The documentary, presented by Charlotte Smith, followed the IVF journey of Laura, who was receiving treatment to try and give her IVF-born daughter a much-wanted sibling. Laura described the waiting period after the embryo had been transferred into her uterus as horrendous: 'One minute you think it has worked, and one minute you think it hasn't, and only a blood test will tell.'
Laura and her husband have a 'plan B' if this cycle doesn't work. As they have three frozen embryos that were created during her first round of IVF when they had their daughter, they have agreed to do one more. Laura says that if someone could guarantee it would work eventually, she would keep going after that 'for sure', but the fact that no-one can ever tell means 'you have to have a limit'.
But how do you set that limit? Sometimes it is driven by what the NHS can offer. Tony and Eleanor, a couple Smith meets in her documentary, were offered three cycles of NHS-funded IVF before she reached 40, which meant undergoing all three rounds in 14 months, something that left her feeling exhausted, with headaches, constant upset and pain and cramping that left her in tears.
What they weren't expecting however, was the trauma after none of it had worked, and no explanation or suggestions for what happens next. Eleanor felt she had gotten to a point where she couldn't go on, and while Tony remained open to them trying again either by paying privately or by going abroad, he felt he was pushing Eleanor towards 'torture'.
In the end, they decided that having biological children was not as important to them as the need to have a family, and they are now very happily on the path towards adoption.
Sadly, at the end of the documentary, we hear that Laura's IVF cycle has been unsuccessful. While she and her husband had planned to do one more cycle, she says that they are heartbroken and 'think we might call it a day at this point'. This exemplifies what Kate Brian alluded to during the earlier Woman's Hour feature, that people may not want to undertake as much treatment as they set out to do, because it's a 'really, really tough journey'.
One caller to the Woman's Hour phone-in describes how a consultant suggested to her and her partner that they should 'be kind to themselves and stop'. But at what point could a couple hear this and be ready to take that advice?

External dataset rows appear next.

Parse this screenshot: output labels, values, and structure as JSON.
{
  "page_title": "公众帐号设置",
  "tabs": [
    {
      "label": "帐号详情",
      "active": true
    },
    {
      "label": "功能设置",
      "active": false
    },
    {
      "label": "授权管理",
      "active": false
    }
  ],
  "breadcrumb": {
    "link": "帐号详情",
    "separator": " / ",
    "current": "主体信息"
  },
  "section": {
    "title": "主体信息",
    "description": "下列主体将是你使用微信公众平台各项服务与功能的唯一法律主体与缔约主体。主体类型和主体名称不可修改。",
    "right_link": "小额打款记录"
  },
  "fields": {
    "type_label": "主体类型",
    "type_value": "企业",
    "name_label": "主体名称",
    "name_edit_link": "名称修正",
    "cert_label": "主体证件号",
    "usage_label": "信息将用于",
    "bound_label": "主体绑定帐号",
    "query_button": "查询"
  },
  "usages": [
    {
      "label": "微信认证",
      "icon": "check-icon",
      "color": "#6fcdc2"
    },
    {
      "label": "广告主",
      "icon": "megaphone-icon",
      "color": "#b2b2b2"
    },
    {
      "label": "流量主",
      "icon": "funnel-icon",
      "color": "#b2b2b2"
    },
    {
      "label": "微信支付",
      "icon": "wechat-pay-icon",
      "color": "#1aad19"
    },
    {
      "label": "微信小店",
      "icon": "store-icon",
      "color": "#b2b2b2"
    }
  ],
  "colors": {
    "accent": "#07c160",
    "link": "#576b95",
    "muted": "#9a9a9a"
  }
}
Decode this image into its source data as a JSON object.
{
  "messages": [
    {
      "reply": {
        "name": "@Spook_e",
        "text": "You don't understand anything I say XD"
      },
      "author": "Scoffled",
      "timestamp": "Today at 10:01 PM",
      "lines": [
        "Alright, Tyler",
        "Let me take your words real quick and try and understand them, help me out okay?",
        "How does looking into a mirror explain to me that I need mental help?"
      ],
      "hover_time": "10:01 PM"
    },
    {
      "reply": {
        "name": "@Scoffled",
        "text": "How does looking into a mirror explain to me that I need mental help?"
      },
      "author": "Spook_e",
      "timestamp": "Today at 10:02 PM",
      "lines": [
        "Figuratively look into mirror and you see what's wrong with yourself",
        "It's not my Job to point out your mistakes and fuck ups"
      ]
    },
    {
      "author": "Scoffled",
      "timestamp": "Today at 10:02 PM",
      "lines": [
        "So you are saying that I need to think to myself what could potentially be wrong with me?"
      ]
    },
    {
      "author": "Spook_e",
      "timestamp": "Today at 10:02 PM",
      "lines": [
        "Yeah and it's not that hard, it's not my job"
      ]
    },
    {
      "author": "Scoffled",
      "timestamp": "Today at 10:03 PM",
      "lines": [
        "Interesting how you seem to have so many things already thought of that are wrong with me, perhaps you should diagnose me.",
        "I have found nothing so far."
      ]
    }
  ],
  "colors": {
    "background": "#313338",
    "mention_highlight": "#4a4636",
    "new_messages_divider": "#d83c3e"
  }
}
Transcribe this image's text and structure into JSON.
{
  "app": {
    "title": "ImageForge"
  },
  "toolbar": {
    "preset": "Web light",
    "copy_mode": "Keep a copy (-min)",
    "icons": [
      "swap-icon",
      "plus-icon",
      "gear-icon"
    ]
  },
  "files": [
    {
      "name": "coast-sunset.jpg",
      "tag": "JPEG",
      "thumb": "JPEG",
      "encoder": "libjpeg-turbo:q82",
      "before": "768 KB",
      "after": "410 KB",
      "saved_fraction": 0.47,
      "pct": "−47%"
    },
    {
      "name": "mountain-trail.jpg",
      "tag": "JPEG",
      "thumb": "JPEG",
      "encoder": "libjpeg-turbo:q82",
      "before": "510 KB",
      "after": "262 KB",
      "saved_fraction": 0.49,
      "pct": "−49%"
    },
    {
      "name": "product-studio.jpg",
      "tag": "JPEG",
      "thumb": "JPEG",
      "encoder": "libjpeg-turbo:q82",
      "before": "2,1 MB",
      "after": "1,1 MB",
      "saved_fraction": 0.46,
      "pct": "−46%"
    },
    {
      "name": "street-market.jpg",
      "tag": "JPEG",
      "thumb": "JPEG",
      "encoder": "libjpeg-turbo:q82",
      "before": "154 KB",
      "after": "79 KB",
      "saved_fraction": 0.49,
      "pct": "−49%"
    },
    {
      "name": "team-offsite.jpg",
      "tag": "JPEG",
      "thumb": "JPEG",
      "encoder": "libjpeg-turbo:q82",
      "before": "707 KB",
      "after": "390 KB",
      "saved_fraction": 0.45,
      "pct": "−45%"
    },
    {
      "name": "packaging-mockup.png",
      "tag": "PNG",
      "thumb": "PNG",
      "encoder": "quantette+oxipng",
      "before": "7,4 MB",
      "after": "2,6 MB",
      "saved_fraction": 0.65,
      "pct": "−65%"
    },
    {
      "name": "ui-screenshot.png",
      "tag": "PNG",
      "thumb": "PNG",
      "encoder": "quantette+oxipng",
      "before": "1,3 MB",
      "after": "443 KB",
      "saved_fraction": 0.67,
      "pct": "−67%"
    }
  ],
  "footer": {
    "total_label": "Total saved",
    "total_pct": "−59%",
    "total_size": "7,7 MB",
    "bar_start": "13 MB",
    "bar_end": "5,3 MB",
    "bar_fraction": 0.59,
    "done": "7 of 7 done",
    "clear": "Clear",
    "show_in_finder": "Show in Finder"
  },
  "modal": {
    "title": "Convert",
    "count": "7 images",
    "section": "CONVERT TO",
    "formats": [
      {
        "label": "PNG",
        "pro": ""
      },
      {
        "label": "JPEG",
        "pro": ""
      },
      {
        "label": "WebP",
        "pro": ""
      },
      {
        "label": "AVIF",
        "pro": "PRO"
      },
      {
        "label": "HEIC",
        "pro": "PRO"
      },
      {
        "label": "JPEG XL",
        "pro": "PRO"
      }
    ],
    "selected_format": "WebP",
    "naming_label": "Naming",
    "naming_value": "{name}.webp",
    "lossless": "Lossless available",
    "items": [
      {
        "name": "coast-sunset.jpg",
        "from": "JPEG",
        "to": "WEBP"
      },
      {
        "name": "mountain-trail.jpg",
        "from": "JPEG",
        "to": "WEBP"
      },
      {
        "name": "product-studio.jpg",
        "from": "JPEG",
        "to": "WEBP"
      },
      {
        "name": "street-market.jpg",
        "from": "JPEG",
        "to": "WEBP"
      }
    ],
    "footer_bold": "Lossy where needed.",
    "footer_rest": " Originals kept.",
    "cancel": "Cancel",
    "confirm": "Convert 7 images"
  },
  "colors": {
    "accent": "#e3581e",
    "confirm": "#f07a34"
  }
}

Alison Murdoch, professor of reproductive medicine at Newcastle Fertility Centre, who took part in the phone-in, says that as a treatment provider, she couldn't 'stand in front of someone and tell them to stop', but that they must come to that understanding themselves. 'People say we can't "close" until we've had a go and seen that it doesn't work. And if it helps people to move on by just doing it, I'm not against that,' she said. But she feels that if people are coming back again and again for treatment with little chance of success, then she has failed in her role.
One of the clear themes from each of these programmes is the apparent lack of support for couples in the UK who do not conceive after - sometimes years of - unsuccessful IVF treatment. One caller to the phone-in raises the point that without an independent body to give advice, people can end up in a situation where they are paying for treatment without a high chance of success, where private companies might be happy to keep taking money from people whose desire for a child is so desperate that they feel compelled to go on and on.
At the moment, it is Lesley's story which offers the most hope to couples who are struggling at the end of their journey. She boldly and confidently says that now, childlessness is the best thing in her life, because without 'going through the fire', she wouldn't have the life she does now, full of positivity.